# TO DO
You are asked to filter the data below and copy every line holding "test".

# DATA FOR THIS TASK
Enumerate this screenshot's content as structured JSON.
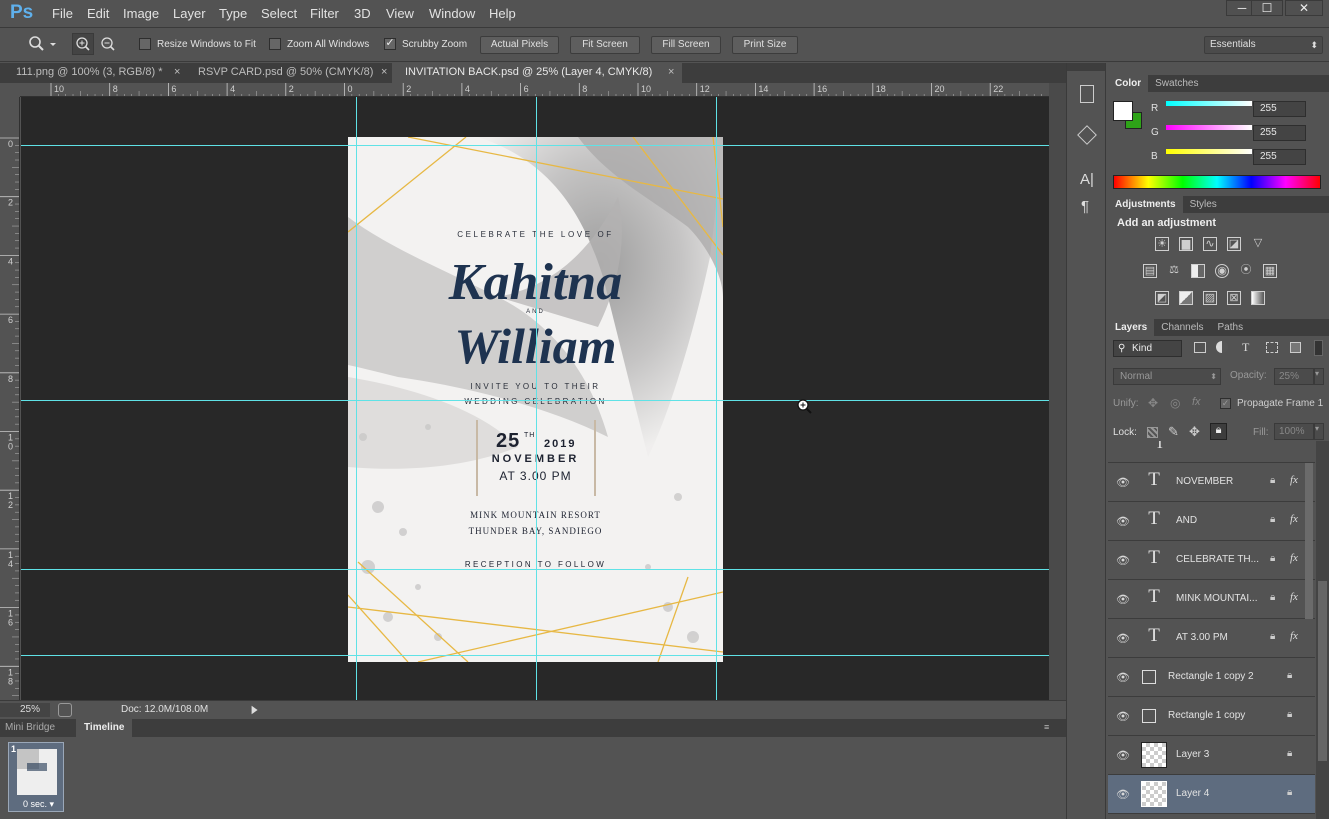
{
  "menu": {
    "logo": "Ps",
    "items": [
      "File",
      "Edit",
      "Image",
      "Layer",
      "Type",
      "Select",
      "Filter",
      "3D",
      "View",
      "Window",
      "Help"
    ],
    "minimize": "─",
    "restore": "☐",
    "close": "✕"
  },
  "options": {
    "resize_windows": "Resize Windows to Fit",
    "zoom_all": "Zoom All Windows",
    "scrubby": "Scrubby Zoom",
    "actual_pixels": "Actual Pixels",
    "fit_screen": "Fit Screen",
    "fill_screen": "Fill Screen",
    "print_size": "Print Size",
    "workspace": "Essentials"
  },
  "tabs": [
    {
      "label": "111.png @ 100% (3, RGB/8) *",
      "close": "×"
    },
    {
      "label": "RSVP CARD.psd @ 50% (CMYK/8)",
      "close": "×"
    },
    {
      "label": "INVITATION BACK.psd @ 25% (Layer 4, CMYK/8)",
      "close": "×"
    }
  ],
  "ruler_top": [
    "10",
    "8",
    "6",
    "4",
    "2",
    "0",
    "2",
    "4",
    "6",
    "8",
    "10",
    "12",
    "14",
    "16",
    "18",
    "20",
    "22"
  ],
  "ruler_left": [
    "0",
    "2",
    "4",
    "6",
    "8",
    "1\n0",
    "1\n2",
    "1\n4",
    "1\n6",
    "1\n8"
  ],
  "invitation": {
    "celebrate": "CELEBRATE THE LOVE OF",
    "name1": "Kahitna",
    "and": "AND",
    "name2": "William",
    "invite1": "INVITE YOU TO THEIR",
    "invite2": "WEDDING CELEBRATION",
    "day": "25",
    "day_suffix": "TH",
    "year": "2019",
    "month": "NOVEMBER",
    "time": "AT 3.00 PM",
    "venue1": "MINK MOUNTAIN RESORT",
    "venue2": "THUNDER BAY, SANDIEGO",
    "reception": "RECEPTION TO FOLLOW"
  },
  "status": {
    "zoom": "25%",
    "doc": "Doc: 12.0M/108.0M"
  },
  "bottom_panel": {
    "tab1": "Mini Bridge",
    "tab2": "Timeline",
    "frame_number": "1",
    "frame_delay": "0 sec. ▾"
  },
  "color_panel": {
    "tab1": "Color",
    "tab2": "Swatches",
    "r_label": "R",
    "r_value": "255",
    "g_label": "G",
    "g_value": "255",
    "b_label": "B",
    "b_value": "255"
  },
  "adjust_panel": {
    "tab1": "Adjustments",
    "tab2": "Styles",
    "heading": "Add an adjustment"
  },
  "layers_panel": {
    "tab1": "Layers",
    "tab2": "Channels",
    "tab3": "Paths",
    "kind": "Kind",
    "blend": "Normal",
    "opacity_label": "Opacity:",
    "opacity_value": "25%",
    "unify_label": "Unify:",
    "propagate": "Propagate Frame 1",
    "lock_label": "Lock:",
    "fill_label": "Fill:",
    "fill_value": "100%",
    "layers": [
      {
        "name": "NOVEMBER",
        "type": "text",
        "fx": true
      },
      {
        "name": "AND",
        "type": "text",
        "fx": true
      },
      {
        "name": "CELEBRATE TH...",
        "type": "text",
        "fx": true
      },
      {
        "name": "MINK MOUNTAI...",
        "type": "text",
        "fx": true
      },
      {
        "name": "AT 3.00 PM",
        "type": "text",
        "fx": true
      },
      {
        "name": "Rectangle 1 copy 2",
        "type": "shape",
        "fx": false
      },
      {
        "name": "Rectangle 1 copy",
        "type": "shape",
        "fx": false
      },
      {
        "name": "Layer 3",
        "type": "pixel",
        "fx": false
      },
      {
        "name": "Layer 4",
        "type": "pixel",
        "fx": false,
        "selected": true
      }
    ]
  },
  "colors": {
    "guide": "#5fe2e6",
    "gold": "#e7b844",
    "navy": "#1e3350",
    "accent_blue": "#5fb0ec"
  }
}
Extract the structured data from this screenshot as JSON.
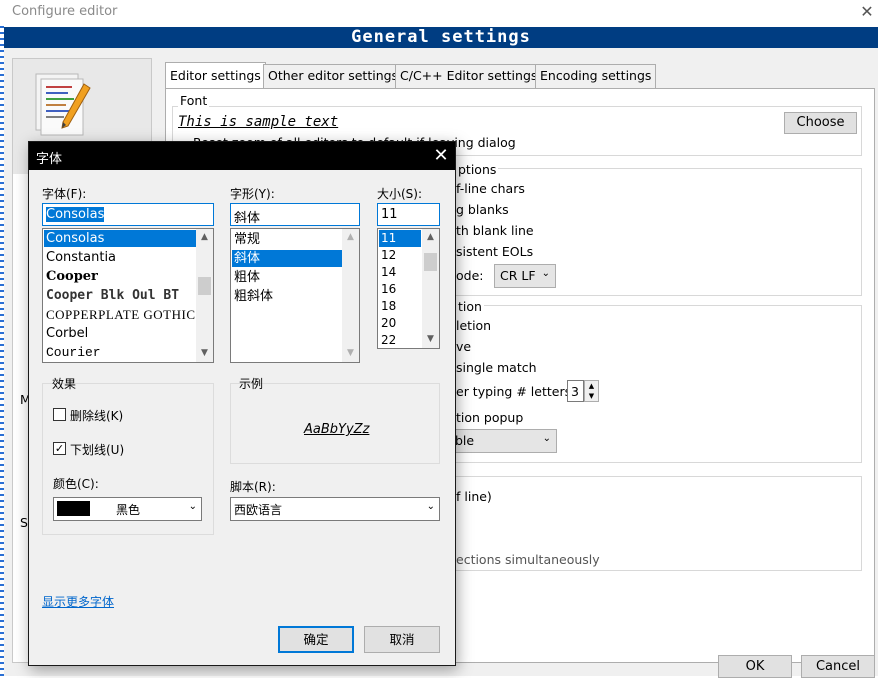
{
  "window": {
    "title": "Configure editor",
    "close_glyph": "✕"
  },
  "banner": {
    "title": "General settings"
  },
  "left_pane": {
    "label_m": "M",
    "label_s": "Sy"
  },
  "tabs": [
    {
      "label": "Editor settings",
      "active": true
    },
    {
      "label": "Other editor settings",
      "active": false
    },
    {
      "label": "C/C++ Editor settings",
      "active": false
    },
    {
      "label": "Encoding settings",
      "active": false
    }
  ],
  "editor": {
    "font_group": "Font",
    "sample_text": "This is sample text",
    "choose_label": "Choose",
    "reset_zoom_partial": "Reset zoom of all editors to default if leaving dialog",
    "other_options_partial": "ptions",
    "eol_chars_partial": "f-line chars",
    "blanks_partial": "g blanks",
    "blank_line_partial": "th blank line",
    "consistent_eols_partial": "sistent EOLs",
    "eol_mode_partial": "ode:",
    "eol_mode_value": "CR LF",
    "completion_group_partial": "tion",
    "completion_partial": "letion",
    "case_partial": "ve",
    "single_match_partial": "single match",
    "after_typing_partial": "er typing # letters:",
    "letters_value": "3",
    "popup_partial": "tion popup",
    "popup_value_partial": "ble",
    "end_of_line_partial": "f line)",
    "selections_partial": "ections simultaneously"
  },
  "buttons": {
    "ok": "OK",
    "cancel": "Cancel"
  },
  "font_dialog": {
    "title": "字体",
    "font_label": "字体(F):",
    "font_value": "Consolas",
    "fonts": [
      "Consolas",
      "Constantia",
      "Cooper",
      "Cooper Blk Oul BT",
      "COPPERPLATE GOTHIC",
      "Corbel",
      "Courier"
    ],
    "selected_font": "Consolas",
    "style_label": "字形(Y):",
    "style_value": "斜体",
    "styles": [
      "常规",
      "斜体",
      "粗体",
      "粗斜体"
    ],
    "selected_style": "斜体",
    "size_label": "大小(S):",
    "size_value": "11",
    "sizes": [
      "11",
      "12",
      "14",
      "16",
      "18",
      "20",
      "22"
    ],
    "selected_size": "11",
    "effects_label": "效果",
    "strikeout_label": "删除线(K)",
    "strikeout_checked": false,
    "underline_label": "下划线(U)",
    "underline_checked": true,
    "color_label": "颜色(C):",
    "color_value": "黑色",
    "color_hex": "#000000",
    "sample_label": "示例",
    "sample_preview": "AaBbYyZz",
    "script_label": "脚本(R):",
    "script_value": "西欧语言",
    "more_fonts": "显示更多字体",
    "ok": "确定",
    "cancel": "取消"
  },
  "colors": {
    "banner": "#003d82",
    "accent": "#0078d7"
  }
}
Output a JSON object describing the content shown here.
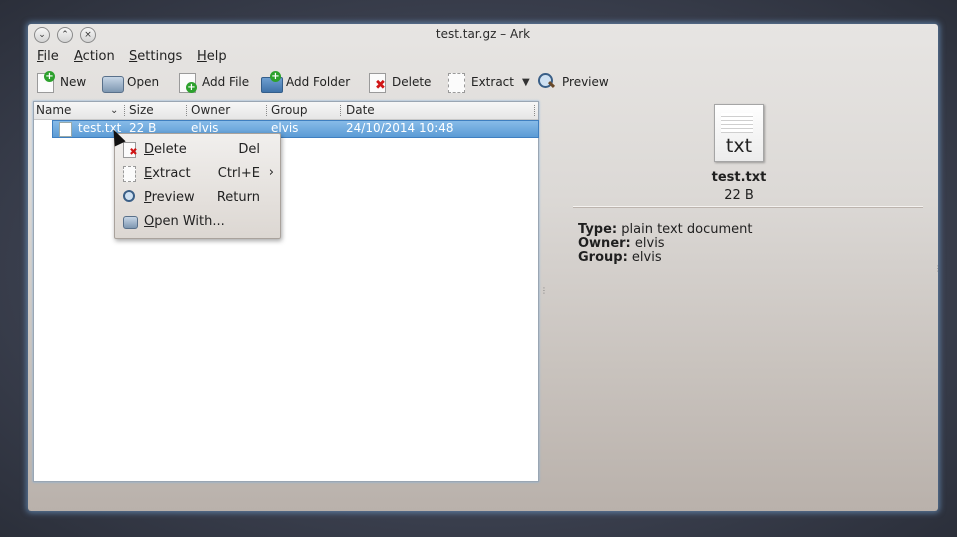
{
  "window": {
    "title": "test.tar.gz – Ark"
  },
  "titlebar_buttons": [
    "⌄",
    "⌃",
    "×"
  ],
  "menubar": [
    "File",
    "Action",
    "Settings",
    "Help"
  ],
  "toolbar": {
    "new": "New",
    "open": "Open",
    "add_file": "Add File",
    "add_folder": "Add Folder",
    "delete": "Delete",
    "extract": "Extract",
    "preview": "Preview"
  },
  "list": {
    "columns": [
      "Name",
      "Size",
      "Owner",
      "Group",
      "Date"
    ],
    "rows": [
      {
        "name": "test.txt",
        "size": "22 B",
        "owner": "elvis",
        "group": "elvis",
        "date": "24/10/2014 10:48"
      }
    ]
  },
  "context_menu": [
    {
      "label": "Delete",
      "shortcut": "Del"
    },
    {
      "label": "Extract",
      "shortcut": "Ctrl+E"
    },
    {
      "label": "Preview",
      "shortcut": "Return"
    },
    {
      "label": "Open With...",
      "shortcut": ""
    }
  ],
  "details": {
    "icon_label": "txt",
    "filename": "test.txt",
    "size": "22 B",
    "type_label": "Type:",
    "type_value": "plain text document",
    "owner_label": "Owner:",
    "owner_value": "elvis",
    "group_label": "Group:",
    "group_value": "elvis"
  },
  "colors": {
    "selection": "#5b9bd5",
    "focus_glow": "#7fb0e0"
  }
}
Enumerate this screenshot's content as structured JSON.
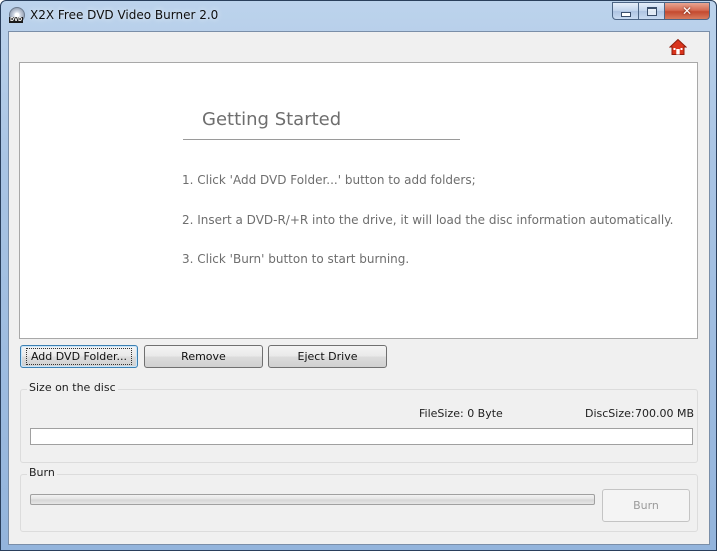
{
  "window": {
    "title": "X2X Free DVD Video Burner 2.0",
    "icon_label": "DVD",
    "controls": {
      "minimize": "minimize-icon",
      "maximize": "maximize-icon",
      "close": "close-icon"
    }
  },
  "header": {
    "home_icon": "home-icon"
  },
  "guide": {
    "title": "Getting Started",
    "steps": [
      "1. Click 'Add DVD Folder...' button to add folders;",
      "2. Insert a DVD-R/+R into the drive, it will load the disc information automatically.",
      "3. Click 'Burn' button to start burning."
    ]
  },
  "toolbar": {
    "add_label": "Add DVD Folder...",
    "remove_label": "Remove",
    "eject_label": "Eject Drive"
  },
  "size_group": {
    "title": "Size on the disc",
    "filesize_text": "FileSize: 0 Byte",
    "discsize_label": "DiscSize:",
    "discsize_value": "700.00 MB"
  },
  "burn_group": {
    "title": "Burn",
    "progress_fraction": 0,
    "burn_label": "Burn",
    "burn_enabled": false
  },
  "colors": {
    "accent": "#3c7fb1",
    "home_icon": "#d9341c",
    "guide_text": "#6e6e6e",
    "disabled_text": "#9b9b9b"
  }
}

# COMPLETED TASK
    "title": "test.tar.gz – Ark"
        "name": "test.txt",
    "filename": "test.txt",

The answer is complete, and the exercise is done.